I will say this: I think too often politicians look into a looking glass instead of through a window. [Laughter]
The United States presents a broad vista of thinking, and I have a tremendous and profound faith in the general commonsense approach of the American people to our great problems. I believe, in general, they go along very earnestly with what we would call a progressive program, with moderation, in the terms that I have explained it before to you people.
Now, as to my abilities and inabilities, I hope I am not one of the egoists that can think only in terms of the vertical pronoun.
I suggest this to you, gentlemen, and ladies: for 2 years I have been meeting in front of this body, the personnel of which doesn't seem to reflect any great change from week to week. I really ,believe you are better judges of interests, breadth of interests, and capacities and the kind of things we are trying to do, than is some politician who, looking in the glass, sees only reflections of doubt and fear and the kind of confusion that he often tries to create.
So, ladies and gentlemen, that particular question will have to be answered by you.
Q. A. Robert Smith, Portland Oregonian: Mr. President, we have had numerous reports stemming, apparently, from the outcome of the Oregon election, that Secretary McKay was to be replaced. Could you make any comment on those rumors?
THE PRESIDENT. Well, I have heard a number of new ideas this morning, but that is the newest.
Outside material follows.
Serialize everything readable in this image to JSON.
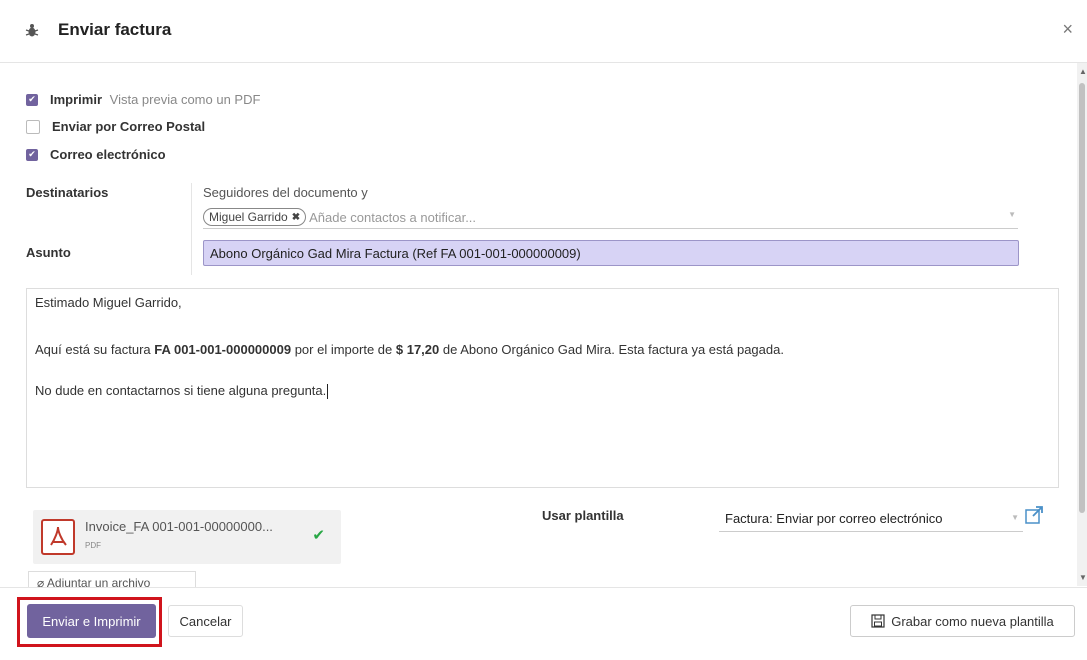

No, I hadn't heard it.
Q. James B. Reston, New York Times: Last week, sir, you told us that you were personally studying the security, the internal security system of the Government.
THE PRESIDENT. Yes.
Q. Mr. Reston: Have you reached any conclusions about that?
THE PRESIDENT. No, it is still undergoing study.
Merriman Smith, United Press: Thank you, Mr. President.
Note: President Eisenhower's fifty-fifth news conference was held in the Executive Office Building from 10:33 to 11:02 o'clock on Wednesday morning, December 8, 1954. In attendance: 209.
Dwight D. Eisenhower, The President's News Conference Online by Gerhard Peters and John T. Woolley, The American Presidency Project https://www.presidency.ucsb.edu/node/233407